National Children’s Dental Health Month

national-childrens-dental-health-month1February is National Children’s Dental Health Month. Developing good dental habits at an early age is key to a lifetime of healthy teeth and gums.

Babies and Toddlers
According to the American Dental Association (ADA), parents should start brushing their children’s teeth as soon they emerge. Use a little toothpaste, about the size of a grain of rice, on a soft-bristled brush. Don’t forget that your child should have his first dentist appointment by his first birthday.

Preschoolers
Let your child pick out a new toothbrush and a great-tasting toothpaste. Kids that take the lead are more likely to make daily brushing a personal habit. You’ll still need to supervise his technique and help ensure that the teeth are cleaned at least twice daily.

Elementary-Aged
Kids at this age start losing their primary teeth. Just because these teeth are on their way out doesn’t mean kids can ignore the importance of dental hygiene. Schedule regular checkups with your dentist to detect any complications during this process.

Teenagers
Continuing with regular dental checkups can help remind your teen to keep brushing and flossing.

For more information, visit the American Dental Association at www.ada.org.

 

Take Charge. Live Well!

 

Walking in a Winter Wonderland

Whether you prefer to walk during the day or night, in the city or a trail, winter walking can be enjoyable. The beauty of nature, the crisp, fresh air and movement are all beneficial to your overall health and well-being.

Winter walking also requires a certain amount of preparation and precaution. Follow these important tips to stay safe while enjoying the outdoors during the winter months.933-snowflake-winter-wonderland-2

Dress for the weather. Start with a thin, breathable layer, then add a thermal layer. Finally, add a thin outer shell to help keep out the wind and cold. Choose smart footwear that provides traction on snow and ice. Add accessories to stay warm and dry from head to toe.

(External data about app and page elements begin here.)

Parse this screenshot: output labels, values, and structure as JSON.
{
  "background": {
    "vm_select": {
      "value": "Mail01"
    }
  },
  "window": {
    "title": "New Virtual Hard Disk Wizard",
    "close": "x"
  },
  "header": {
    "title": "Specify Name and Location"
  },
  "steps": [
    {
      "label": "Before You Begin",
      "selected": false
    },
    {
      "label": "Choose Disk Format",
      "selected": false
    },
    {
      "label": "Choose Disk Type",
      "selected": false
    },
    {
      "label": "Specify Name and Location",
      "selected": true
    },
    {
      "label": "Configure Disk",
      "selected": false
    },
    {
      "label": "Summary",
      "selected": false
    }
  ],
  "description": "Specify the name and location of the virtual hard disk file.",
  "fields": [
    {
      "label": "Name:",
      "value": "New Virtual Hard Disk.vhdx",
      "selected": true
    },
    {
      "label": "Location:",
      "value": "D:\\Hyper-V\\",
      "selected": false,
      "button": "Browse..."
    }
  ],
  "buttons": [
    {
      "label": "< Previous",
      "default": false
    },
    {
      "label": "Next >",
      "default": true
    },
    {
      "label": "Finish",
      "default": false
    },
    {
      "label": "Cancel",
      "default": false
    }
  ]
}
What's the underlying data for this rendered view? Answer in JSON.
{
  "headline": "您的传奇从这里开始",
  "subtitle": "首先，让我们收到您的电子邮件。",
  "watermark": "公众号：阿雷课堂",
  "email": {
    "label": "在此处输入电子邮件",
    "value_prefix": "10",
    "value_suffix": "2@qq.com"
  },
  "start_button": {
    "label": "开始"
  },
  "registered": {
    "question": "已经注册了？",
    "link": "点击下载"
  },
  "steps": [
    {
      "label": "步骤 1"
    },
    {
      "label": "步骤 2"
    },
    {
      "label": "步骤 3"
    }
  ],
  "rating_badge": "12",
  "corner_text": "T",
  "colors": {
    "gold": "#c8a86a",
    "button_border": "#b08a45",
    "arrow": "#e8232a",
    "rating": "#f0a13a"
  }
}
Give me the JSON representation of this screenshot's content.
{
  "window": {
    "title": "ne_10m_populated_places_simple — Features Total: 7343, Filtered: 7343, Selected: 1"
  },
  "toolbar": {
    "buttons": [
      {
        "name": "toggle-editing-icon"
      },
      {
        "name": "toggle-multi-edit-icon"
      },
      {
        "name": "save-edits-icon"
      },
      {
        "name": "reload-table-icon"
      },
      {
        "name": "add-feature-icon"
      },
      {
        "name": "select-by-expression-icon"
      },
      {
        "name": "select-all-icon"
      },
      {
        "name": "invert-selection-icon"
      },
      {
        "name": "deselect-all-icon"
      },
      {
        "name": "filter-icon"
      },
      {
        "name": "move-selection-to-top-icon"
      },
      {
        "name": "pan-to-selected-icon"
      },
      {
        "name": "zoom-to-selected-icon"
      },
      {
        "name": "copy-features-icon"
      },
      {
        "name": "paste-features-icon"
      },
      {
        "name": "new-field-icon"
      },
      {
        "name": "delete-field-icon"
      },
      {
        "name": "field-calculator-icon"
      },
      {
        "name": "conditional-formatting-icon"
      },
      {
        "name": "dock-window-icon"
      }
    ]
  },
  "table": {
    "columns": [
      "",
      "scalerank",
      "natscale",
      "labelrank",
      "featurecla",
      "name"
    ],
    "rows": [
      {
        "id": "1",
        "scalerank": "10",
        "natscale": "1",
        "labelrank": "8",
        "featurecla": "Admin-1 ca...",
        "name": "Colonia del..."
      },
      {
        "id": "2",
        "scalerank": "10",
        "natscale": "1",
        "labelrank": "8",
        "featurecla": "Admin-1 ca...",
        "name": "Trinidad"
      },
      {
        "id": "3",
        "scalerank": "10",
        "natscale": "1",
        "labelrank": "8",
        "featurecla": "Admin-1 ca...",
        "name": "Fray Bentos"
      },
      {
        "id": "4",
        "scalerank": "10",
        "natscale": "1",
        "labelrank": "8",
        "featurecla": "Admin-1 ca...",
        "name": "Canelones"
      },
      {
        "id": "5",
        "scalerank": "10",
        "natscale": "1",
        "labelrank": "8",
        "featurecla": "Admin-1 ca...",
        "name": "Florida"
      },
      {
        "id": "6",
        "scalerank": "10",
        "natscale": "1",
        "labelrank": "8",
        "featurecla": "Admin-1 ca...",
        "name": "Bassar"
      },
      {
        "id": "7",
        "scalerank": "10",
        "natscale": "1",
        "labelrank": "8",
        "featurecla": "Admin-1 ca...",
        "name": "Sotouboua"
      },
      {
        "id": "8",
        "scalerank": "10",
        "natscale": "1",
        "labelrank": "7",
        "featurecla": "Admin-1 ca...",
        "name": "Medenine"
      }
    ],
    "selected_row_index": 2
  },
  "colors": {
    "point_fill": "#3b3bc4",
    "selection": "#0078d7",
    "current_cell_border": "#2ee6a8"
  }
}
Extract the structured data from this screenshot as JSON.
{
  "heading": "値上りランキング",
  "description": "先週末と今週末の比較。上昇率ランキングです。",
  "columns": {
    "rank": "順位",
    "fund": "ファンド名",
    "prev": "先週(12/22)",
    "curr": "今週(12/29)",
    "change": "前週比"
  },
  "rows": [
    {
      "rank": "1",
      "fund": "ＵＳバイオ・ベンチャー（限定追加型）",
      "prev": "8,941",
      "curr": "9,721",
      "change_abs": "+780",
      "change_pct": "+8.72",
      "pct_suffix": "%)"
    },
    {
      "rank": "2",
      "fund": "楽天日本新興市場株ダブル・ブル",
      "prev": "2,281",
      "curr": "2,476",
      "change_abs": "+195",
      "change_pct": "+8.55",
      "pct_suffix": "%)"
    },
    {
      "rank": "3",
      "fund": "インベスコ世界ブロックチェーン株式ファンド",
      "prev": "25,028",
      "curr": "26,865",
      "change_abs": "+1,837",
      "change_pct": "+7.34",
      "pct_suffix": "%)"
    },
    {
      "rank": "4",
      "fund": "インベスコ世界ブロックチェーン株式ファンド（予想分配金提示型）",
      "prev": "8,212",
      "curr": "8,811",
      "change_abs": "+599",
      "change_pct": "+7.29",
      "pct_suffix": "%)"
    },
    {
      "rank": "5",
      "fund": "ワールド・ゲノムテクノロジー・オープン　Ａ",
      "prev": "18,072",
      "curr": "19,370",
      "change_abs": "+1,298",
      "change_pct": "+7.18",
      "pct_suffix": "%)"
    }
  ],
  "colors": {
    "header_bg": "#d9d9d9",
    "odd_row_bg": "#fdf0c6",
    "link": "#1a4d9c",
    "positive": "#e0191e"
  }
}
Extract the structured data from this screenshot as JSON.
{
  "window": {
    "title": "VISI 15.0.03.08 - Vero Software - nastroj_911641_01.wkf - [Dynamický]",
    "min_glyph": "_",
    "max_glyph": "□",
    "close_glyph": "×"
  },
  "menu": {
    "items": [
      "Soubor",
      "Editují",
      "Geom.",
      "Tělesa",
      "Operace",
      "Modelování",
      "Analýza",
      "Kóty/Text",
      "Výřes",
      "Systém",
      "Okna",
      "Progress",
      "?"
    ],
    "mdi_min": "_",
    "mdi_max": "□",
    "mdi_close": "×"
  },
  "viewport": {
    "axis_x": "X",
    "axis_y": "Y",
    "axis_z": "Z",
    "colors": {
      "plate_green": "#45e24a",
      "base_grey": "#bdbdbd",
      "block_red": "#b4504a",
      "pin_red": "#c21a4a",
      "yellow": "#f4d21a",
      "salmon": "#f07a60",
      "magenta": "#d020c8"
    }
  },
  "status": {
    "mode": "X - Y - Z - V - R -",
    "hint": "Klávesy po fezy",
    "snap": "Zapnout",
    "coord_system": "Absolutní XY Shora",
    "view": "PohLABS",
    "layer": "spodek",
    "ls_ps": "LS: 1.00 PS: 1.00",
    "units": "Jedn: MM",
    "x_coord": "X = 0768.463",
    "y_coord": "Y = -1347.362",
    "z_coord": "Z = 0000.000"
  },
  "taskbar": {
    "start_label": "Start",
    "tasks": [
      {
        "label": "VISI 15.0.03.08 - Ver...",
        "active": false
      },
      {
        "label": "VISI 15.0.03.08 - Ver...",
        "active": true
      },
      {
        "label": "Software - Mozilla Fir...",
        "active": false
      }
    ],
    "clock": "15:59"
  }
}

Be safe. Carry a cell phone, tell someone your planned route, and think about walking with a buddy. Use a walking stick or pole to help with balance. Keep hands out of pockets when walking to aid in balance.

Be visible. Between shorter daylight hours and sunlight reflecting off the snow, it can be tough to see and be seen in the winter. Always wear bright, visible clothing. A reflective vest or gear is ideal any time of day.

Stay alert. Assume that all wet, dark areas on pavements are slippery and icy and proceed with extra caution. Wait for vehicles to stop completely before crossing a road.

With a little preparation, you can safely enjoy a winter walk.

 Take Charge. Live Well!

Source:  Health News from HAP, January Article.

 

Adults Need Vaccines, Too

August is National Immunization Awareness Month, a time to encourage people of all ages to make sure they are up to date on recommended vaccines.

Your need for immunization doesn’t end when you become an adult. Regardless of age, we all need immunizations to protect our health against common diseases that can be serious.

The specific vaccines you need as an adult are determined by factors such as your age, job, lifestyle, health conditions, locations of travel, and vaccines you’ve received in the past.

Vaccination is important because it not only protects the person receiving the vaccine, but also helps prevent the spread of disease, especially to those that are most vulnerable to serious complications such as infants and young children, elderly, and those with chronic conditions and weakened immune systems.

Visit the Centers for Disease Control and Prevention website at www.cdc.gov/vaccines/ to view and print the recommended immunization schedules. These schedules list the age or age range when each vaccine or series of shots is recommended. Talk to your healthcare professional about which vaccines are right for you.

 

Take Charge. Live Well!